At the Sea People restaurant in Shima, a coastal hamlet in Mie Prefecture, sea diver Machiyo Yamashita wants a piece of a tourism industry dominated by the cities that sapped her town’s vitality by luring away its youth.

“I want to cook and serve customers abalones I caught myself an hour ago,” said Yamashita, 64, over a lunch of shellfish, “aosa” sea lettuce and seaweed soup, all featuring items she found in the sea that morning. “The real stuff is cheap and delicious, and has to be fresh.”
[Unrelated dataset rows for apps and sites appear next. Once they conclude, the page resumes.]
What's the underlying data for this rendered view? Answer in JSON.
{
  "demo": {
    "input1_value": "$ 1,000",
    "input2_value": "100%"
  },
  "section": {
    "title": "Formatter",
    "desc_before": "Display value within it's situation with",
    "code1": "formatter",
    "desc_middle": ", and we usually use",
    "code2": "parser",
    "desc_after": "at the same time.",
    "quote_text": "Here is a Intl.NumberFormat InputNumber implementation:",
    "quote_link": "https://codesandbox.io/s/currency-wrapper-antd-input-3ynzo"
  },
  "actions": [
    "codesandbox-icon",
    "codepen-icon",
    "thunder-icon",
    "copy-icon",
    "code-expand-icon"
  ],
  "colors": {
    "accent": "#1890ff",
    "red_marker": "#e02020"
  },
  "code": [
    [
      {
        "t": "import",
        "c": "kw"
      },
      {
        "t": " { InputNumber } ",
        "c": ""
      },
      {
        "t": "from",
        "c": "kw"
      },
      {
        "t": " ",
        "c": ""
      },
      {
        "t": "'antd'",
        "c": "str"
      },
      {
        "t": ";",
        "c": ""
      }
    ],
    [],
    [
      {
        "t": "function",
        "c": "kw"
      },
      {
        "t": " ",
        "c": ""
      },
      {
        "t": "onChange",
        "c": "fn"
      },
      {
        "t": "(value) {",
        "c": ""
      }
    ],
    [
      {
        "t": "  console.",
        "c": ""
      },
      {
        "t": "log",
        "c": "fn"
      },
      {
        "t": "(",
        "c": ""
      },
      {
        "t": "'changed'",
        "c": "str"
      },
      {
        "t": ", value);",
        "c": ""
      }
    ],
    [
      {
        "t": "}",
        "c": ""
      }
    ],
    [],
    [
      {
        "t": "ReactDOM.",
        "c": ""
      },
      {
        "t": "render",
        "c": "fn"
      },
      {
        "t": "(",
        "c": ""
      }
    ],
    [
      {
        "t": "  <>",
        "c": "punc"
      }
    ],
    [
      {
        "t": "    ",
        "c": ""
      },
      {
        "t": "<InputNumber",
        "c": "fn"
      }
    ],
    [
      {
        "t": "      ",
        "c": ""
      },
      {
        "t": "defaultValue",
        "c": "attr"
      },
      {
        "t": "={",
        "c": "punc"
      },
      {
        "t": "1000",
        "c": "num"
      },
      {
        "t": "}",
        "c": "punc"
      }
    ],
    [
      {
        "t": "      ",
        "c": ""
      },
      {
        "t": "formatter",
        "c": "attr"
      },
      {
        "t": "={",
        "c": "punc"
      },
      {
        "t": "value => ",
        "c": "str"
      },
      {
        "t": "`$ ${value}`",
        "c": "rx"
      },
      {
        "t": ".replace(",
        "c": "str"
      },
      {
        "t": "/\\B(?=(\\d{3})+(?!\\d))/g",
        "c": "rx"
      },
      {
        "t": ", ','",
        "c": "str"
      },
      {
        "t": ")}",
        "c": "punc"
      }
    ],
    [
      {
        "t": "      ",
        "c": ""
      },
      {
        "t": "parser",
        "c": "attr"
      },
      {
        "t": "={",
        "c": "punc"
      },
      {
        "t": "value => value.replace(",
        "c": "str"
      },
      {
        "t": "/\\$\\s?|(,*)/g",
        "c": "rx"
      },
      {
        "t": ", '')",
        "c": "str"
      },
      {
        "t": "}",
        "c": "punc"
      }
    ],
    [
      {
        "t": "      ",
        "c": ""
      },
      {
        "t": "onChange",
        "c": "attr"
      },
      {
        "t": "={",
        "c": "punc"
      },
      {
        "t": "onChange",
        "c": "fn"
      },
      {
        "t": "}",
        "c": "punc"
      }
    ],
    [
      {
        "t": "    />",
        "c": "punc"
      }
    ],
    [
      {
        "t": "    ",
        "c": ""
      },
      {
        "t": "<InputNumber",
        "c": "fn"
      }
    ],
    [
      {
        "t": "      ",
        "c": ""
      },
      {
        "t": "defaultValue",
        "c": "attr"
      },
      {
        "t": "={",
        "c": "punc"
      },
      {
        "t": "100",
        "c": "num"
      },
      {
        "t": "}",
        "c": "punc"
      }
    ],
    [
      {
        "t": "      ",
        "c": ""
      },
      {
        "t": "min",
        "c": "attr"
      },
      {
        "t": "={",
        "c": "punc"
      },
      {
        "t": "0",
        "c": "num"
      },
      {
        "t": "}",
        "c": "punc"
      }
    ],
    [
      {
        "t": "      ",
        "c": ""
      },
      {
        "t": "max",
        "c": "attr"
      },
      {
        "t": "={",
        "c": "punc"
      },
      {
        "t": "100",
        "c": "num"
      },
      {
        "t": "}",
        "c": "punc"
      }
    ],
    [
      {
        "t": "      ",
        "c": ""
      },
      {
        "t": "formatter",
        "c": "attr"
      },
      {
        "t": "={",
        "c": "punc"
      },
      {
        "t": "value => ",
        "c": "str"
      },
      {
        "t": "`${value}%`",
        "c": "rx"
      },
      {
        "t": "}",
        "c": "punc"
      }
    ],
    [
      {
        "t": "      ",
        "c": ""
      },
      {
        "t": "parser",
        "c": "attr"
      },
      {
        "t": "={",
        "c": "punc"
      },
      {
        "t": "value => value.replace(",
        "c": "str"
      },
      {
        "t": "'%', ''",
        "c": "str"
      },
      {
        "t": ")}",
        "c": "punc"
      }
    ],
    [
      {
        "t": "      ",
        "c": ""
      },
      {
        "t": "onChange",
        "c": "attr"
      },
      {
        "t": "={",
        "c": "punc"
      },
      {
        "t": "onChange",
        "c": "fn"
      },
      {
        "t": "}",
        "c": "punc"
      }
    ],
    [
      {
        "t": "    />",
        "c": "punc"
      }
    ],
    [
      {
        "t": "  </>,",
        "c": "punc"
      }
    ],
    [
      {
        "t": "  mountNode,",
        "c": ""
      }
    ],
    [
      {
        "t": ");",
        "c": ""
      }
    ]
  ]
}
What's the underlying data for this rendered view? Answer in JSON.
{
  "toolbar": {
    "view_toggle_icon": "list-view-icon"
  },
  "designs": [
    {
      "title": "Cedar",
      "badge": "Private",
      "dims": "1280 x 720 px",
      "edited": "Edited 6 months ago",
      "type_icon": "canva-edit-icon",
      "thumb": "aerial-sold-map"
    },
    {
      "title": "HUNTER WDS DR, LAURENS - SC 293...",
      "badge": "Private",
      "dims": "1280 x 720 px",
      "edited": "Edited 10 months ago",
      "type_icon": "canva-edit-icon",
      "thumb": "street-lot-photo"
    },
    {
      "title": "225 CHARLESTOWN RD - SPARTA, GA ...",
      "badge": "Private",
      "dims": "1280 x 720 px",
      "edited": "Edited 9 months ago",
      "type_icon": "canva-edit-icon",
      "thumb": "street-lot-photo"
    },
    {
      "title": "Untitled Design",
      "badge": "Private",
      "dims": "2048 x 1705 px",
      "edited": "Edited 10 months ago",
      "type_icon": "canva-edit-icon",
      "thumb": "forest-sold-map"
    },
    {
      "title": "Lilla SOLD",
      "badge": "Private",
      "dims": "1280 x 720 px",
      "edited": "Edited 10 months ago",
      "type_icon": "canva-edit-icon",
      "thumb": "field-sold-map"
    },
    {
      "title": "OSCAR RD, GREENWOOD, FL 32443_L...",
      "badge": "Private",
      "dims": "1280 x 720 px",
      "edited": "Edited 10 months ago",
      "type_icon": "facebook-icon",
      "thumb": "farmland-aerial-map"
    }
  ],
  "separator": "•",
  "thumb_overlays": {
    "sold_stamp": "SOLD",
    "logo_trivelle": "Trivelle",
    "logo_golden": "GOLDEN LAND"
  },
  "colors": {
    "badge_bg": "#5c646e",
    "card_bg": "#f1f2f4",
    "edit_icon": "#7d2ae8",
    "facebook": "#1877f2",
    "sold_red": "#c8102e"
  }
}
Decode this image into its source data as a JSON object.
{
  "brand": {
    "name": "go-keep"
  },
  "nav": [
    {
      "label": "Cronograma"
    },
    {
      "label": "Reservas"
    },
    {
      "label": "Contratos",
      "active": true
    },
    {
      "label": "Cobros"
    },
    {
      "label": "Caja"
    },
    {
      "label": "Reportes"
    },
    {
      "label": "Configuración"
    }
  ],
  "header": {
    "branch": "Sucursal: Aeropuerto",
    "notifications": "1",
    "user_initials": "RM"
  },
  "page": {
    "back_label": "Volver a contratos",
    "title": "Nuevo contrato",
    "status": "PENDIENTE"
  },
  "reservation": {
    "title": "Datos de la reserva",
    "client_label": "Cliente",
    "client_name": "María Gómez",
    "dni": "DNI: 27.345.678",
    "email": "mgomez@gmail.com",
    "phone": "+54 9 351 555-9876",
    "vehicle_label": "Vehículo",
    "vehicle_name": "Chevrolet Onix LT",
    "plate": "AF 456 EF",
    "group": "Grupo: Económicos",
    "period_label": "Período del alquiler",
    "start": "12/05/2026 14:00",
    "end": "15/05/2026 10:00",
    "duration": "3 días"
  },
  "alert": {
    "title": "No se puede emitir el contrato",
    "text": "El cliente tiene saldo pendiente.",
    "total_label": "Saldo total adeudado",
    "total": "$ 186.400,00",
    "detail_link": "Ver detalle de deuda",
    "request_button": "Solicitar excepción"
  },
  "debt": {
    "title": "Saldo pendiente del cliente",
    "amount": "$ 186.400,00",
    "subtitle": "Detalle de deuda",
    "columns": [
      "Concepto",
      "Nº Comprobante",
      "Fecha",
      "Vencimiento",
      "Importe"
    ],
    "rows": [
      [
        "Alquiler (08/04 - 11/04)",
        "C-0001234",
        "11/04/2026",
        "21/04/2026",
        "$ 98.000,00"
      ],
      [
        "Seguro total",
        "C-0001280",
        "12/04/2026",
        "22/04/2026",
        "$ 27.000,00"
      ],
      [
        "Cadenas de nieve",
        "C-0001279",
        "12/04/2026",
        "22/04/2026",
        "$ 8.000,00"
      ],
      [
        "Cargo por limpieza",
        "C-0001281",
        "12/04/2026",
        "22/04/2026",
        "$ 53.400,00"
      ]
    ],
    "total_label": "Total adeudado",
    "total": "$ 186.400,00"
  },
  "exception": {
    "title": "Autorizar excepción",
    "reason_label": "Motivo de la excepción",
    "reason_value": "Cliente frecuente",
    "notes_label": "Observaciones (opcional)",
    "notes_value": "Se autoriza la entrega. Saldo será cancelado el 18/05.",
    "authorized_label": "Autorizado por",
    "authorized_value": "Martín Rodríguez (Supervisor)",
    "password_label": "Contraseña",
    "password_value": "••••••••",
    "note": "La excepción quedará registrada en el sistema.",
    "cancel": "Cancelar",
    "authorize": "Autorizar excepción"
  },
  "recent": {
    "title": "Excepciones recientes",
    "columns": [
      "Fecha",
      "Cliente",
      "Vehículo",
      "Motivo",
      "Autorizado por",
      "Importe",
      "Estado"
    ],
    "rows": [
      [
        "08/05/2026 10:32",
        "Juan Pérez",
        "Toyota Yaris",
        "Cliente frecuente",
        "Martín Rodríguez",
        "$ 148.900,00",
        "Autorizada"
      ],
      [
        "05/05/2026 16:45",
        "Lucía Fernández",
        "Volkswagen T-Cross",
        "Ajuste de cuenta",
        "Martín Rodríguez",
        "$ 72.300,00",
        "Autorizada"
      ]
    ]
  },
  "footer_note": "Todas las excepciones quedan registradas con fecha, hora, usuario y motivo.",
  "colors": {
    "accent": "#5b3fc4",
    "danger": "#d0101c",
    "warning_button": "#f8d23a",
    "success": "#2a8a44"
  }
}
Attracting tourists to Shima, renowned for female divers who harvested pearls before K Mikimoto & Co. set up a farm nearby, would help the town counter the decline caused by the depopulation blighting the provinces. With Prime Minister Shinzo Abe identifying tourism as a source of growth, local bankers and officials are taking unprecedented steps to stimulate the industry.

“Tourism is an area the bank has not really had its hands on before,” said Nobutaka Hashimoto, an executive at Kiyo Bank, a regional lender in Wakayama Prefecture on the opposite side of the Shima Peninsula on the Pacific coast. “It’s been difficult to resist the forces of the local economy shrinking and the population declining, and we need to get going.”

Australia, which has seen a more extreme example of the slide in manufacturing jobs that’s affected Japan, gets about triple the revenue from tourism as a share of its economy compared with Japan, where the sector accounted for 1.8 percent of gross domestic product in 2011, down from 2.2 percent in 2006. Australia drew 5.5 percent of its GDP from tourism in 2011, according to the Japan Tourism Agency.

Japan wants foreign visitors to surge to 30 million by 2030, with momentum projected from the summer Olympic Games to be hosted in Tokyo in 2020. The weakening of the yen by 26 percent against the dollar from its 2011 peak may help.

Kiyo Bank in January set up a fund to promote tourism jointly with the state-backed Regional Economy Vitalization Corporation of Japan. The fund aims to collect as much as ¥1 billion, with an investment period of eight years, and is now searching for investment targets.

The lender hopes to use the fund’s expertise and networks to find ways to lure more people to Wakayama, which boasts mountains, waterfalls and more than 100 temples. The Abe administration in March 2013 charged the fund, originally a vehicle for helping indebted small enterprises, with providing funds and management expertise for projects to revitalize local areas.

“Tourism is one area that is changing significantly,” said Tetsuro Ii, chief executive at Commons Asset Management, which late last year started a fund with a focus on companies related to tourism. The new fund aims to invest in 50 companies that show promise in growth industries.

There’s plenty of scope for growth. While Japan National Tourism Organization data show the country received a record 10.4 million visitors from abroad last year, that’s still one-third fewer than island-state Singapore welcomed. The top three destinations in Japan are Tokyo, Osaka and Sapporo.

“Tourism is extremely important as aging and globalization have resulted in companies shifting operations overseas,” said Hidenori Suezawa, an analyst at SMBC Nikko Securities Inc. in Tokyo. “One growth strategy is to make the regions a travel destination. Without that, there will be more rural communities that won’t survive.”

Almost half of the nation’s municipal districts have vanished in the past 15 years as they merged to cut costs. Shima’s population has declined 18 percent since 2004, when it was formed by the merger of five communities, according to data compiled by City Hall.

Japan’s population declined by a record 244,000 in 2013, according to health ministry estimates, a seventh straight year of declines. The population as of March 1 was 127.1 million.

Tokyo’s population rose 0.3 percent in the year to October 2012, reaching a record 13.23 million.

Yukiaki Tenpaku, the president of fish products maker Maruten Ltd., wants to introduce traditional methods of drying bonito dating back 350 years. As part of this process, the fish are dried for up to two years in tiered baskets in a room whose climate is adjusted regularly to maintain the optimum amount of bacteria needed to absorb moisture. “I want people to not just see our products as commercial products, but feel the culture behind it and discover something that’s not available in Tokyo,” he said. “It’s our responsibility to show how intangible things were passed on.”

More than the fate of rural economies may be riding on the success of luring tourists. A way of life is also at stake. Neither of Yamashita’s daughters followed her by becoming “ama,” or female divers. They moved to cities after getting married.

“If the ama feel there is money to be made by diving into the sea, they will continue the profession,” said Yamashita, whose years of diving have made her so flexible she can touch the floor with her flat palms and knees straight. “If you can’t make money from your catch, there is not much incentive.”

In a time of both misinformation and too much information, quality journalism is more crucial than ever.
By subscribing, you can help us get the story right.